------ PROVIDED MATERIAL

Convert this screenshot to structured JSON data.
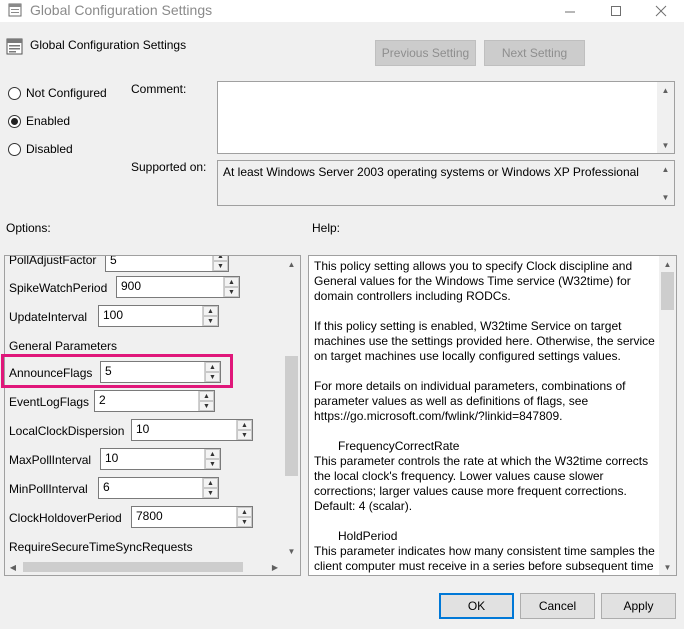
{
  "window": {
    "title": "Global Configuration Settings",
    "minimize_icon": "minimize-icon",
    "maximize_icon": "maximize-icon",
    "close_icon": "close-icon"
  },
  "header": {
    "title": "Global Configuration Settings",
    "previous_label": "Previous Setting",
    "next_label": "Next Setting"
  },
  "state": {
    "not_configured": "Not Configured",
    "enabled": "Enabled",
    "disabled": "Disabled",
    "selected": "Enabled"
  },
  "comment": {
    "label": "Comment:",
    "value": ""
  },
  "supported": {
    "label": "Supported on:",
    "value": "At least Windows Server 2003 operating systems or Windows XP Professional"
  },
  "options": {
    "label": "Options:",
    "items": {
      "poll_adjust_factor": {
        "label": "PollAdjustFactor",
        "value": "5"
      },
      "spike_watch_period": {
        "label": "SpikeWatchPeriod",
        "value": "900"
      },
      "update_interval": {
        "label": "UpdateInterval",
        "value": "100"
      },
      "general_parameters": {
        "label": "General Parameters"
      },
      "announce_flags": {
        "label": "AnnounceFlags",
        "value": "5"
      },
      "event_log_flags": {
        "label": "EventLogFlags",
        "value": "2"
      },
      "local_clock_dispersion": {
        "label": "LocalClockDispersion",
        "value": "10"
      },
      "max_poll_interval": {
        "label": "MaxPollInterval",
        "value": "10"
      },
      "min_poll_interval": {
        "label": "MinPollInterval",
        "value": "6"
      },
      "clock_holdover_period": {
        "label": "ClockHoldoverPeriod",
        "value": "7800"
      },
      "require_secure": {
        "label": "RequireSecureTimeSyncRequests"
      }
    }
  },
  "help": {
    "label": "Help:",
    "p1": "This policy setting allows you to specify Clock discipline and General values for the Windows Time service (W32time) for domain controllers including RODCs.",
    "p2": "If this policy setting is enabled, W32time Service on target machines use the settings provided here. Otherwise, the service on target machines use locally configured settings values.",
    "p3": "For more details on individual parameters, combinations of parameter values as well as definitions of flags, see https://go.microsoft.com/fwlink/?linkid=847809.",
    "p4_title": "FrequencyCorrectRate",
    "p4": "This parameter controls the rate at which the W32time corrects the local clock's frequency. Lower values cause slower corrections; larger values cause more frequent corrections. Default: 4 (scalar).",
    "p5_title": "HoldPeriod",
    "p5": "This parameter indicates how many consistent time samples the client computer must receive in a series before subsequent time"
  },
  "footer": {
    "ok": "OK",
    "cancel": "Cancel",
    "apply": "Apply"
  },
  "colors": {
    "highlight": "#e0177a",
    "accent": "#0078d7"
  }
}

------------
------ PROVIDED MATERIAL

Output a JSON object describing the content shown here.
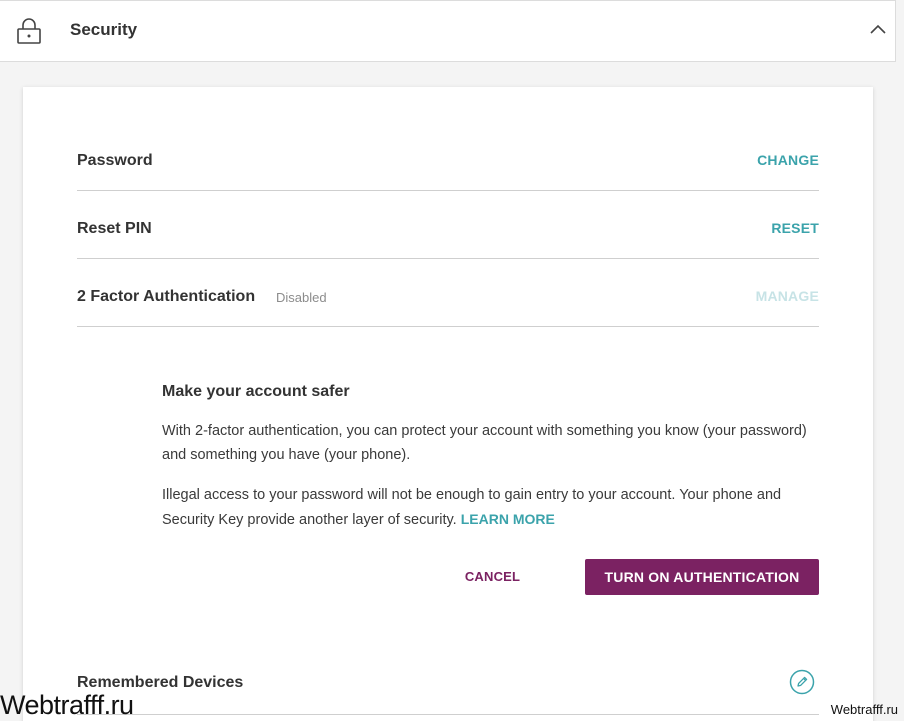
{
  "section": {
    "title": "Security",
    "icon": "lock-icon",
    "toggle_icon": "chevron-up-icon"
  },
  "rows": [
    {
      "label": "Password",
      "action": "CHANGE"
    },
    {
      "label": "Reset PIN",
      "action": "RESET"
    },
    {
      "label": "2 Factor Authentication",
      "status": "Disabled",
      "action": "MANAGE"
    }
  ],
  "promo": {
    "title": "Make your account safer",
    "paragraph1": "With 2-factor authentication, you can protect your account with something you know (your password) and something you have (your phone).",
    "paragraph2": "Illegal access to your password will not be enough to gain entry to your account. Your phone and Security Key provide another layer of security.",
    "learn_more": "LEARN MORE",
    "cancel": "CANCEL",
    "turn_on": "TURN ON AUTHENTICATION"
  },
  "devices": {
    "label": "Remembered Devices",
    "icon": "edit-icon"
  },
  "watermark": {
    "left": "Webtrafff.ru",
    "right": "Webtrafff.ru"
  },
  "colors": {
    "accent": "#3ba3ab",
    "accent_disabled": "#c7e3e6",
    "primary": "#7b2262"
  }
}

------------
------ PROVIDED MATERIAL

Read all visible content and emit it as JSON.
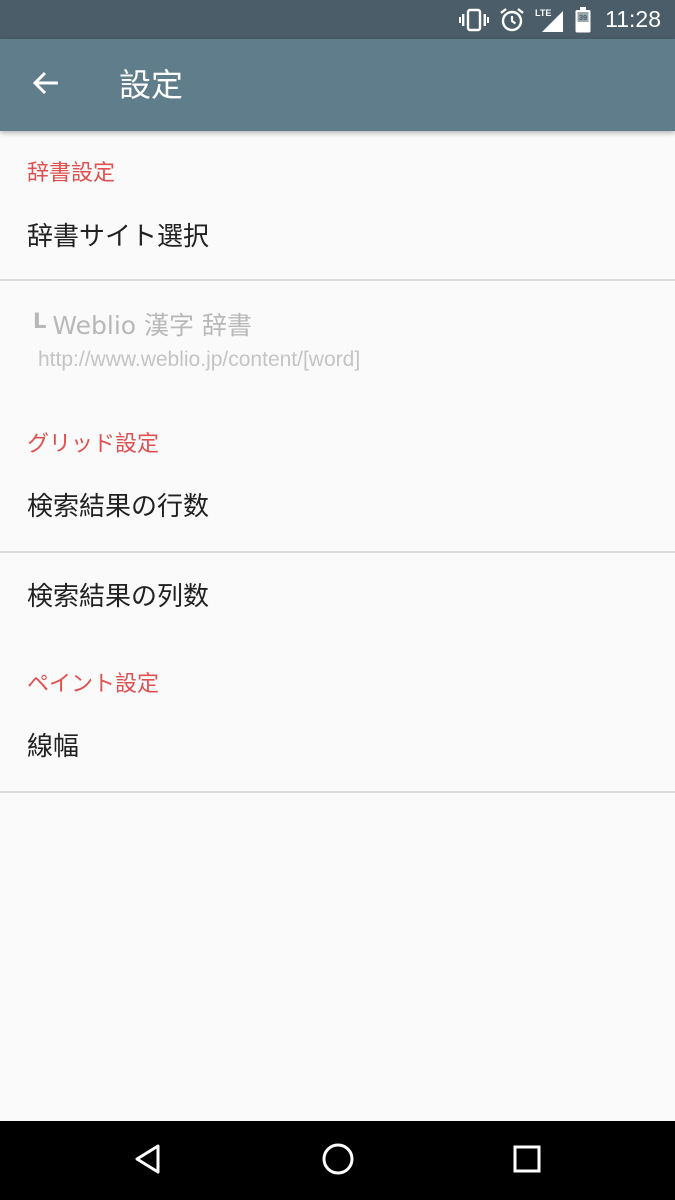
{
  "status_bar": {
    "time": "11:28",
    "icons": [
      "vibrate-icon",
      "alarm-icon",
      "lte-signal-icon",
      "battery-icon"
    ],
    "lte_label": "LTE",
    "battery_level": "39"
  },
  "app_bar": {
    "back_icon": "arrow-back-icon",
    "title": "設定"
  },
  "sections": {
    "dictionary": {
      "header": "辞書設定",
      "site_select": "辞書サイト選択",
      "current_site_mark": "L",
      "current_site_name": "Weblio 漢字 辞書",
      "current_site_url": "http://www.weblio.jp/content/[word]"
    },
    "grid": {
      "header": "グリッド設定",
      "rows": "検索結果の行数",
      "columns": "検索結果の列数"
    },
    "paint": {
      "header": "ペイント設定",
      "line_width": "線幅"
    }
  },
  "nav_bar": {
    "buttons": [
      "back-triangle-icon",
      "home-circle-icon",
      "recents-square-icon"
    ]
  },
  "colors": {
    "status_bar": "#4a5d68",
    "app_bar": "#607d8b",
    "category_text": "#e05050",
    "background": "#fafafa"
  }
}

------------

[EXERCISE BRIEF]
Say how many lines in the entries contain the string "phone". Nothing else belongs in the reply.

[SOLUTION TO THIS EXERCISE]
2